Courtroom technology has changed a lot in recent years, and it’s possible to receive the information you need almost instantaneously.
For years, the standard process for court reporters was to transcribe the events taking place in the courtroom with stenographers and reporting equipment. Today, we have a range of real-time technologies that allow us to improve the court reporter’s transcription and provide better, faster access to the reports they generate.
Previously, when a court reporter completed a report, it would need to be transcribed before the court or attorneys could access it. This process could take some time, and it wasn’t always finished when the parties involved really needed the information it contained.
Today, that transcription still needs to take place. However, real-time technology has made it possible to transcribe the report while it’s happening and then make it available anywhere. These solutions continually process new data to create a rough-draft transcription that is immediately accessible.
Real-time transcriptions offer two important benefits. First, it is fast. This system means you don’t have to wait for delivery of a court report. Second, the transcription can be input into the courtroom testimony program.
On top of all that, testimonies and court proceedings can be streamed online, in real-time, so that the proceedings can be accessed nearly anywhere in the world.
Security, of course, is a big concern here, which is why these streams aren’t available for any person to simply access. But, when key players are scattered in different locations, this can be an effective solution that will keep everyone in the loop.
In order to take down the proceedings of the courtroom, court reporters need to be able to transcribe at least 180 WPM. Stenographic equipment helps them achieve this.
When real-time technology is included, the stenographic notes are converted through the technology into instant text. This text can then be distributed to the necessary parties.
These transcriptions are projected instantly where they need to be viewed. They are also stored digitally, so once the report has been completed, the digital copies can then be used to turn the rough draft into professional transcripts for the court proceedings.
Real-time technology enables immediate transcription of the proceedings of the court, which is great for attorneys and other parties that need access to the report. But there is a third benefit that often goes unconsidered.

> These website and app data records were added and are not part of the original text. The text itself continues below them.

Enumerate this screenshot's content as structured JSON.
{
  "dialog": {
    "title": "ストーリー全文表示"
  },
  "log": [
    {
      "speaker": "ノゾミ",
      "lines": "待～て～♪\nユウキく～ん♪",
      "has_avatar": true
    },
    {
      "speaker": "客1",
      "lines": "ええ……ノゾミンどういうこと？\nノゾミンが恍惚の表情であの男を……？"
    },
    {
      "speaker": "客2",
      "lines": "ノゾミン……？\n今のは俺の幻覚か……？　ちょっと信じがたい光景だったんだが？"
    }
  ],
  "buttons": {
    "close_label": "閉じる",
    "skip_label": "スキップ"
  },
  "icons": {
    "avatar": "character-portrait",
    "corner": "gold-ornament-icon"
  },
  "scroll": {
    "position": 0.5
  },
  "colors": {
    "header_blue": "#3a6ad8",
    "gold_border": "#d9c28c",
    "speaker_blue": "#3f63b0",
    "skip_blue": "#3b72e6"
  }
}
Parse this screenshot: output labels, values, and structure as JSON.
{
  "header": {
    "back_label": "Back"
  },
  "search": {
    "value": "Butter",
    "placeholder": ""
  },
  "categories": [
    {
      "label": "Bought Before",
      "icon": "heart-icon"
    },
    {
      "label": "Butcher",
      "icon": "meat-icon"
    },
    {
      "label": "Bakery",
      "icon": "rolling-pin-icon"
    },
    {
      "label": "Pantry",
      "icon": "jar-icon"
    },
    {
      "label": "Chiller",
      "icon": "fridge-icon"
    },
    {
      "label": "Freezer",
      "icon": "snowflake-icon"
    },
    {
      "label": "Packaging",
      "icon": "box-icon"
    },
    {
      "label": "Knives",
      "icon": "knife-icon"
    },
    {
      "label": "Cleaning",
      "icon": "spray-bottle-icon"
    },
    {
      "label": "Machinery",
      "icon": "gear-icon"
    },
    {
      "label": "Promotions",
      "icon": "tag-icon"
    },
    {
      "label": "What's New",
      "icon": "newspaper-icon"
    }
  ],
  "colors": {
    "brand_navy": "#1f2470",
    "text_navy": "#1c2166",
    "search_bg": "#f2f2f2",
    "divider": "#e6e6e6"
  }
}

Immediate transcriptions of court proceedings can be easily followed by people who are deaf or hearing impaired. This is especially helpful in the courtroom when you have a jury member or audience participant who is hard of hearing. The proceedings are instantly viewable, which eliminates the need for a translator.
Outside the courtroom, this technology is what makes closed captioning – a service that benefits one-third of the population – possible. The technology is widely used by television programs, sports broadcasts, webcast reporters, and news stations to make sure the information they share can be received by nearly everyone.
Contact us today to learn more about this service and how it can help your court proceedings.